Karl Adam's book was one of the few I bought as a teenager in Germany on the recommendation of the priest in charge of the parish youth group. Even then it struck me that the author turned more to Goethe than to the saints and Fathers of the Church to make his point. I have come to know only recently that my scepticism was well founded. An article by Denziger, a professor at Bamberg and a book by Krieg, a professor at Notre Dame, have demasked Adam as one of the three important German theologians who endorsed the "blood and soil" doctrine of National Socialism. Adam considered the Jews an inferior race and even speculated in a very peculiar way that Jesus Christ was miraculously spared the shame and stain of Jewish genes. The young priest who had attended Adam's lectures in Tuebingen explained to me that the Nazis were right in restricting the Jews, especially the ones infiltrating Germany from the East. My parents had Jewish friends we visited quite often and I had gotten good advice from Dr. Rose concerning my studies of ancient Greek. I also knew that another priest in our parish had insisted that Christ was a Jew. So I was surprised and annoyed by the first priest's anti-Semitism. Inspite of Adam's brilliant writings I have not been able to take him seriously since. --Another disillusion of old age.
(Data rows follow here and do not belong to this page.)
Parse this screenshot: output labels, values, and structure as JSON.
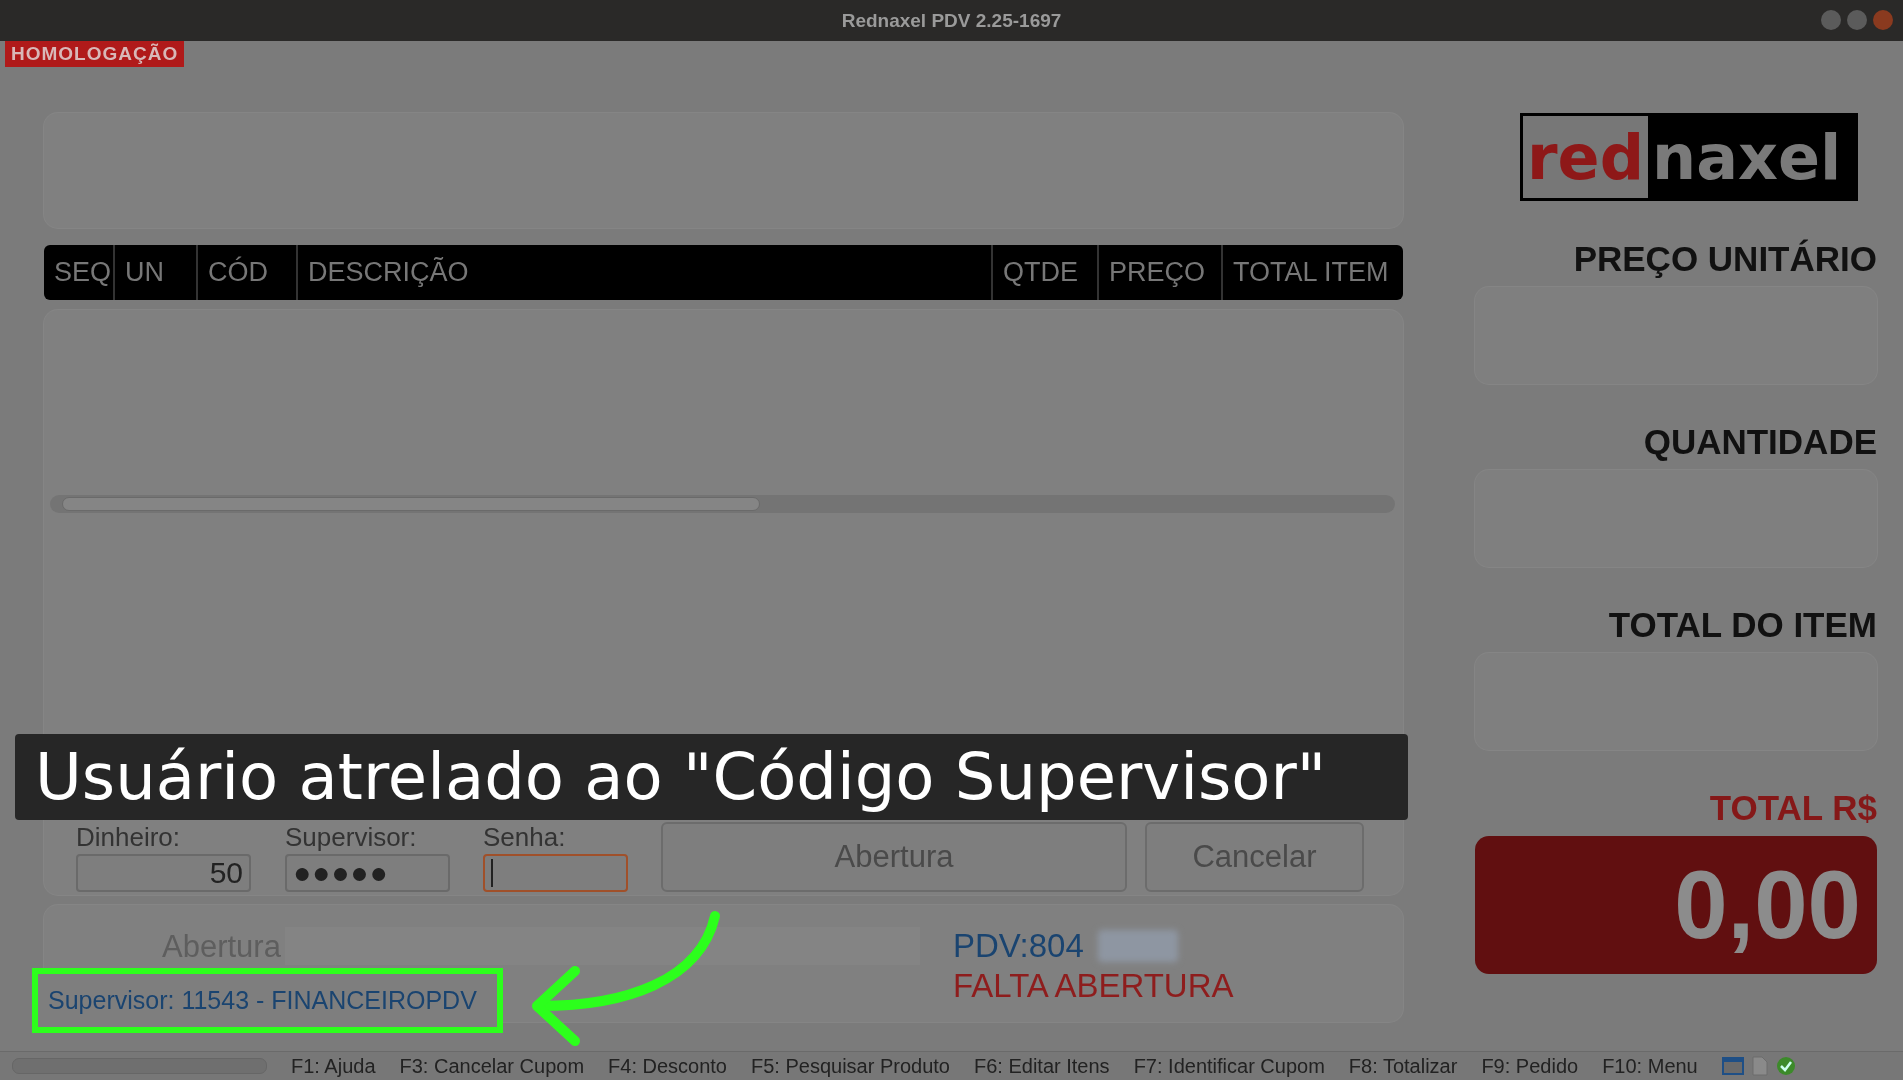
{
  "window": {
    "title": "Rednaxel PDV 2.25-1697"
  },
  "environment_badge": "HOMOLOGAÇÃO",
  "table": {
    "columns": [
      "SEQ",
      "UN",
      "CÓD",
      "DESCRIÇÃO",
      "QTDE",
      "PREÇO",
      "TOTAL ITEM"
    ]
  },
  "opening_form": {
    "fields": [
      {
        "kind": "text",
        "label": "Dinheiro:",
        "value": "50",
        "focused": false
      },
      {
        "kind": "password",
        "label": "Supervisor:",
        "value": "●●●●●",
        "focused": false
      },
      {
        "kind": "password",
        "label": "Senha:",
        "focused": true
      }
    ],
    "buttons": [
      "Abertura",
      "Cancelar"
    ]
  },
  "info": {
    "opening_label": "Abertura",
    "supervisor": "Supervisor: 11543 - FINANCEIROPDV",
    "pdv": "PDV:804",
    "status": "FALTA ABERTURA"
  },
  "side": {
    "logo": {
      "first": "red",
      "second": "naxel"
    },
    "fields": [
      {
        "label": "PREÇO UNITÁRIO"
      },
      {
        "label": "QUANTIDADE"
      },
      {
        "label": "TOTAL DO ITEM"
      }
    ],
    "total": {
      "label": "TOTAL R$",
      "value": "0,00"
    }
  },
  "shortcuts": [
    "F1: Ajuda",
    "F3: Cancelar Cupom",
    "F4: Desconto",
    "F5: Pesquisar Produto",
    "F6: Editar Itens",
    "F7: Identificar Cupom",
    "F8: Totalizar",
    "F9: Pedido",
    "F10: Menu"
  ],
  "caption": "Usuário atrelado ao \"Código Supervisor\""
}
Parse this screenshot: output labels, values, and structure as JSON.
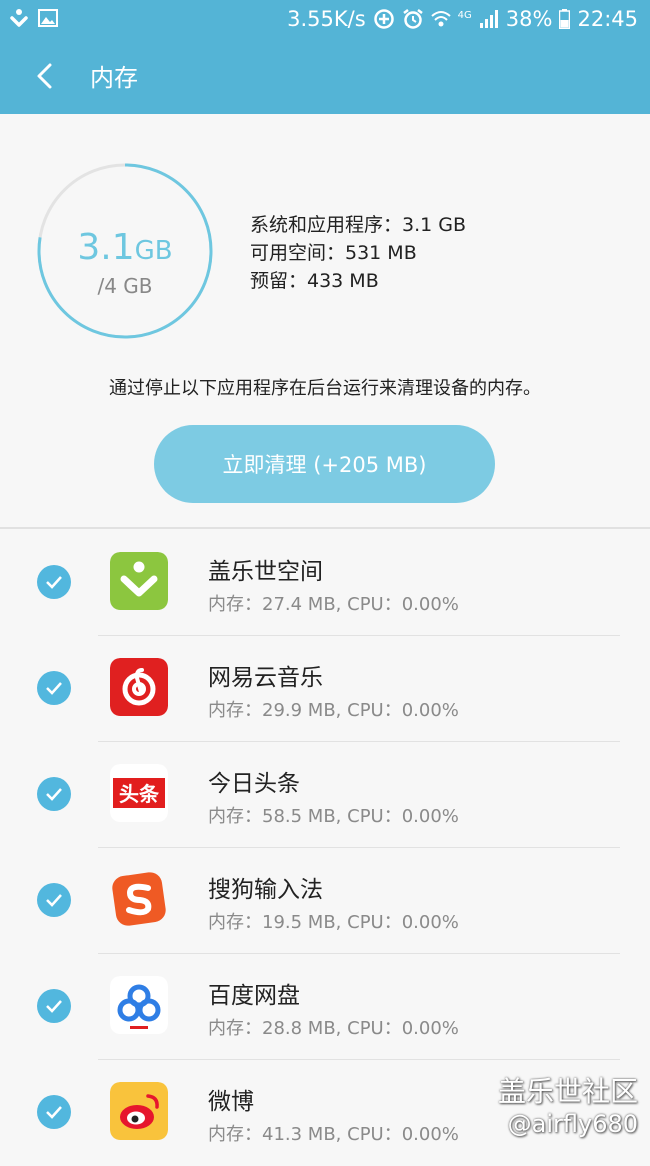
{
  "status_bar": {
    "speed": "3.55K/s",
    "network": "4G",
    "battery": "38%",
    "time": "22:45"
  },
  "header": {
    "title": "内存"
  },
  "memory": {
    "used_value": "3.1",
    "used_unit": "GB",
    "total": "/4 GB",
    "used_fraction": 0.775,
    "stats": [
      "系统和应用程序：3.1 GB",
      "可用空间：531 MB",
      "预留：433 MB"
    ]
  },
  "description": "通过停止以下应用程序在后台运行来清理设备的内存。",
  "clean_button": "立即清理 (+205 MB)",
  "apps": [
    {
      "name": "盖乐世空间",
      "meta": "内存：27.4 MB, CPU：0.00%",
      "icon": "galaxy-space-icon"
    },
    {
      "name": "网易云音乐",
      "meta": "内存：29.9 MB, CPU：0.00%",
      "icon": "netease-music-icon"
    },
    {
      "name": "今日头条",
      "meta": "内存：58.5 MB, CPU：0.00%",
      "icon": "toutiao-icon",
      "icon_text": "头条"
    },
    {
      "name": "搜狗输入法",
      "meta": "内存：19.5 MB, CPU：0.00%",
      "icon": "sogou-input-icon"
    },
    {
      "name": "百度网盘",
      "meta": "内存：28.8 MB, CPU：0.00%",
      "icon": "baidu-netdisk-icon"
    },
    {
      "name": "微博",
      "meta": "内存：41.3 MB, CPU：0.00%",
      "icon": "weibo-icon"
    }
  ],
  "watermark": {
    "line1": "盖乐世社区",
    "line2": "@airfly680"
  },
  "colors": {
    "accent": "#54b4d6",
    "ring": "#6ec7e0",
    "button": "#7dcbe3"
  }
}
Talking to all of each part of the human person Apr 5, 2003
German theologian Karl Adam makes here the best case I have yet found for the following proposition: The Catholic faith not only speaks to all people, it speaks to each part of every person. Adam knew, and showed, how rich the Catholic faith is, from art and literature to intellectual and architectural cathedrals; from piety and community to mysticism. Each part of a person is addressed: the intellectual, the affective (or emotional), and the imaginative. And each part is brought together with the others to form a beautiful, brilliant, and vibrant whole.
Adam shows the teachings of the Church as lived realities. They are beautiful, intellectually sound, and viscerally charged. lamentably, contemporary writings about the Church's loveliness tend to fall miles beneath the august standard here set.
Though written in the 1920s, this book's appeal is not primarily historical. It presents a fresh vision of what the Catholic life may yet again be, and inspires one's journey toward that lovely horizon.
Good First Step Apr 7, 2002
I picked up a copy of the original 1935 version of this book and gave it a chance. This is not an area that I normally read so at first I did not know what to expect. I am also not an overly religious person so I do not have a large stock of other books to compare it to. I found that the book was well written and easy to move through. I was concerned it would be a little high handed, but it was not. It was full of information that was beneficial. You certainly gain a positive view of the church from the book and it has spurned me on to look for more titles on the subject. If you are like me, a first time reader in the area this was a good way to start.
Excellent book Jan 5, 2002
This book helped me immensely with my apologetics "homework", especially concerning communion of the saints and other issues that are so alien to Protestants. The book is extremely well written and contains so much information that I haven't found in one source anywhere else. If you are sitting on the theological fence then this book is a MUST read!